Dr. Brennan was Chairman of Surgery at Memorial Sloan Kettering Cancer Center (MSK) for 21 years and is now Senior Vice President of International Programs and Director of the Bobst International Center, MSK, New York. Dr. Gönen is Chief of the Biostatistics Service at MSK.

Disclaimer: This commentary represents the views of the author and may not necessarily reflect the views of ASCO or The ASCO Post.

DISCLOSURE: Dr. Brennan and Dr. Gönen reported no conflicts of interest.


1. Kattan MW, Karpeh MS, Mazumdar M, et al: Postoperative nomogram for disease-specific survival after an R0 resection for gastric carcinoma. J Clin Oncol 21:3647-3650, 2003.

2. Fong Y, Fortner J, Sun RL, et al: Clinical score for predicting recurrence after hepatic resection for metastatic colorectal cancer: Analysis of 1001 consecutive cases. Ann Surg 230:309-321, 1999.

3. Eilber FC, Brennan MF, Riedel E, et al: Prognostic factors for survival with locally recurrent extremity soft tissue sarcomas. Ann Surg Oncol 12:228-236, 2005.

4. Dalal KM, Kattan MW, Antonescu CR, et al: Subtype specific prognostic nomogram for patients with primary liposarcoma of the retroperitoneum, extremity, or trunk. Ann Surg 244:381-391, 2006.

5. Bertsimas D, Dunn J: Optimal classification trees. Mach Learn 106:1039-1082, 2017.

6. Bertsimas D, Dunn J, Velmahos GC, et al: Surgical risk is not linear: Derivation and validation of a novel, user-friendly, and machine-learning-based predictive OpTimal Trees in Emergency Surgery Risk (POTTER) calculator. Ann Surg 268:574-583, 2018.
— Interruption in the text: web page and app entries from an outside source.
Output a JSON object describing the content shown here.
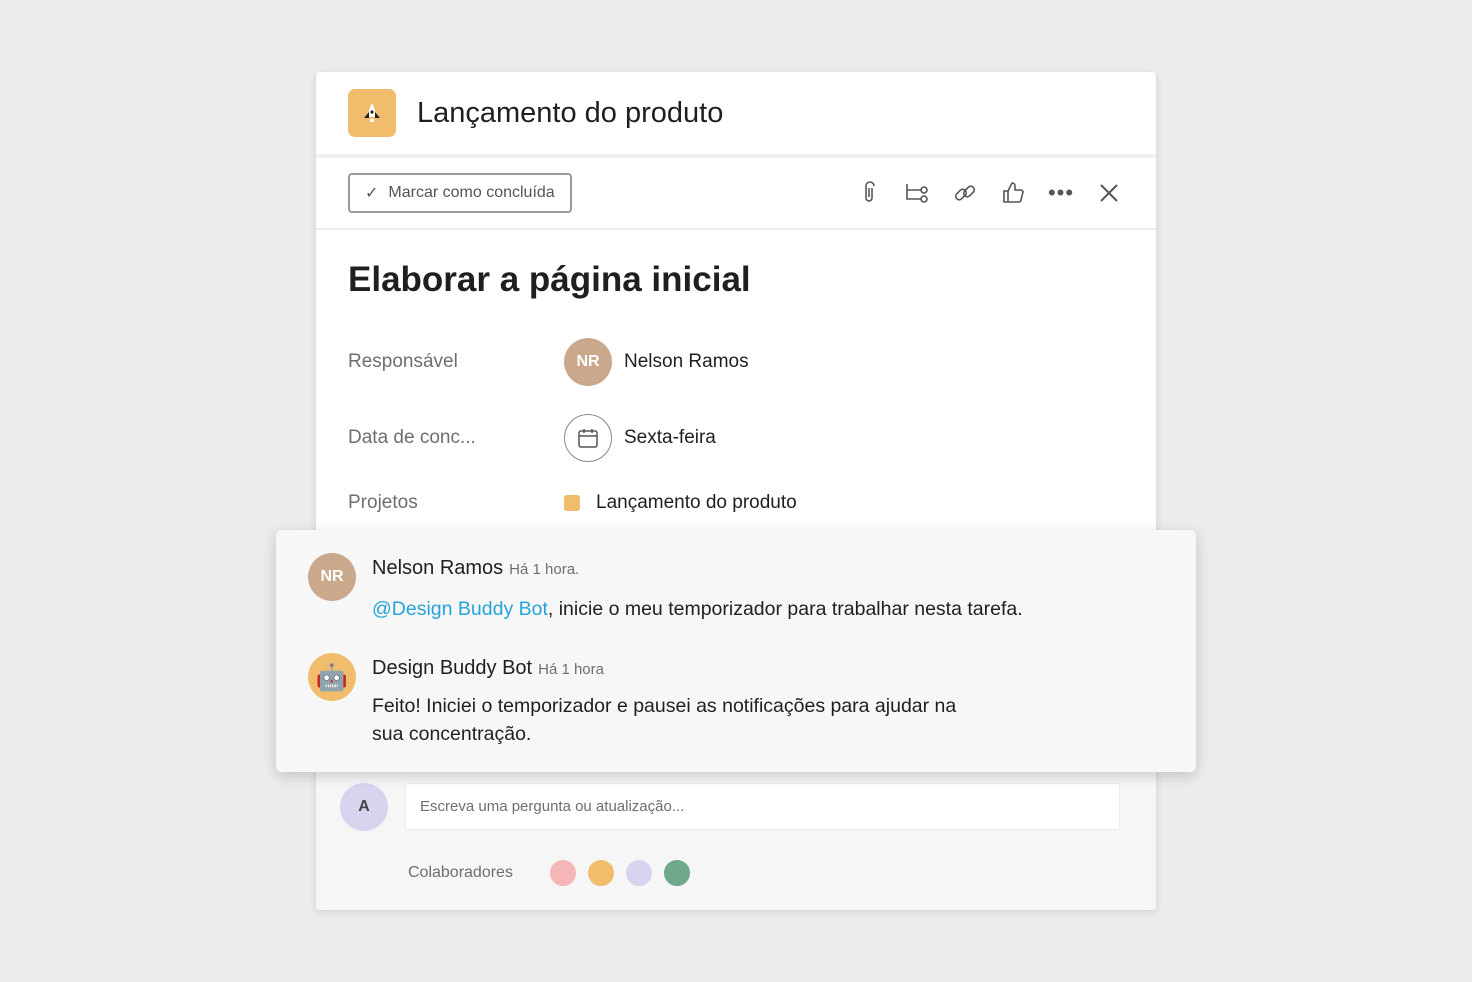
{
  "project": {
    "title": "Lançamento do produto",
    "icon": "rocket-icon",
    "color": "#f1bd6c"
  },
  "toolbar": {
    "mark_complete": "Marcar como concluída",
    "icons": [
      "paperclip-icon",
      "subtask-icon",
      "link-icon",
      "thumbs-up-icon",
      "more-icon",
      "close-icon"
    ]
  },
  "task": {
    "title": "Elaborar a página inicial",
    "fields": {
      "assignee_label": "Responsável",
      "assignee": "Nelson Ramos",
      "due_label": "Data de conc...",
      "due": "Sexta-feira",
      "projects_label": "Projetos",
      "project": "Lançamento do produto"
    }
  },
  "comments": [
    {
      "author": "Nelson Ramos",
      "time": "Há 1 hora.",
      "mention": "@Design Buddy Bot",
      "text": ", inicie o meu temporizador para trabalhar nesta tarefa."
    },
    {
      "author": "Design Buddy Bot",
      "time": "Há 1 hora",
      "text": "Feito! Iniciei o temporizador e pausei as notificações para ajudar na",
      "text2": "sua concentração."
    }
  ],
  "composer": {
    "placeholder": "Escreva uma pergunta ou atualização..."
  },
  "collaborators": {
    "label": "Colaboradores",
    "colors": [
      "#f4b6b6",
      "#f1bd6c",
      "#d9d3f0",
      "#6fa88a"
    ]
  }
}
7. Breiman L, Friedman J, Stone CJ, et al: Classification and regression trees. New York, Taylor & Francis, 1984.